Write out each record below exactly, but not the pictures.

○ ○ ○ ○ ○ ○ ○

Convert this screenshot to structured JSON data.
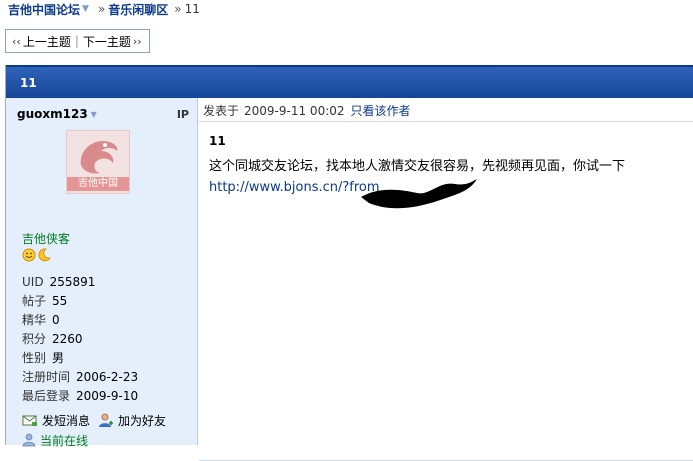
{
  "breadcrumb": {
    "forum": "吉他中国论坛",
    "section": "音乐闲聊区",
    "sep": "»",
    "current": "11"
  },
  "thread_nav": {
    "prev_quote": "‹‹",
    "prev": "上一主题",
    "divider": "|",
    "next": "下一主题",
    "next_quote": "››"
  },
  "post": {
    "header_title": "11",
    "meta_label": "发表于",
    "meta_time": "2009-9-11 00:02",
    "only_author": "只看该作者",
    "title": "11",
    "body": "这个同城交友论坛，找本地人激情交友很容易，先视频再见面，你试一下",
    "link": "http://www.bjons.cn/?from"
  },
  "author": {
    "name": "guoxm123",
    "ip_label": "IP",
    "avatar_text": "吉他中国",
    "title": "吉他侠客",
    "stats": [
      {
        "key": "UID",
        "value": "255891"
      },
      {
        "key": "帖子",
        "value": "55"
      },
      {
        "key": "精华",
        "value": "0"
      },
      {
        "key": "积分",
        "value": "2260"
      },
      {
        "key": "性别",
        "value": "男"
      },
      {
        "key": "注册时间",
        "value": "2006-2-23"
      },
      {
        "key": "最后登录",
        "value": "2009-9-10"
      }
    ],
    "actions": {
      "message": "发短消息",
      "add_friend": "加为好友",
      "online": "当前在线"
    }
  },
  "colors": {
    "header_blue": "#1e4fa6",
    "link_blue": "#0b3a8a",
    "sidebar_bg": "#e4effb",
    "online_green": "#007a1f"
  }
}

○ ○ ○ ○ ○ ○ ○

● **Written answer**:
Convert this screenshot to structured JSON data.
{
  "breadcrumb": {
    "forum": "吉他中国论坛",
    "section": "音乐闲聊区",
    "sep": "»",
    "current": "11"
  },
  "thread_nav": {
    "prev_quote": "‹‹",
    "prev": "上一主题",
    "divider": "|",
    "next": "下一主题",
    "next_quote": "››"
  },
  "post": {
    "header_title": "11",
    "meta_label": "发表于",
    "meta_time": "2009-9-11 00:02",
    "only_author": "只看该作者",
    "title": "11",
    "body": "这个同城交友论坛，找本地人激情交友很容易，先视频再见面，你试一下",
    "link": "http://www.bjons.cn/?from"
  },
  "author": {
    "name": "guoxm123",
    "ip_label": "IP",
    "avatar_text": "吉他中国",
    "title": "吉他侠客",
    "stats": [
      {
        "key": "UID",
        "value": "255891"
      },
      {
        "key": "帖子",
        "value": "55"
      },
      {
        "key": "精华",
        "value": "0"
      },
      {
        "key": "积分",
        "value": "2260"
      },
      {
        "key": "性别",
        "value": "男"
      },
      {
        "key": "注册时间",
        "value": "2006-2-23"
      },
      {
        "key": "最后登录",
        "value": "2009-9-10"
      }
    ],
    "actions": {
      "message": "发短消息",
      "add_friend": "加为好友",
      "online": "当前在线"
    }
  },
  "colors": {
    "header_blue": "#1e4fa6",
    "link_blue": "#0b3a8a",
    "sidebar_bg": "#e4effb",
    "online_green": "#007a1f"
  }
}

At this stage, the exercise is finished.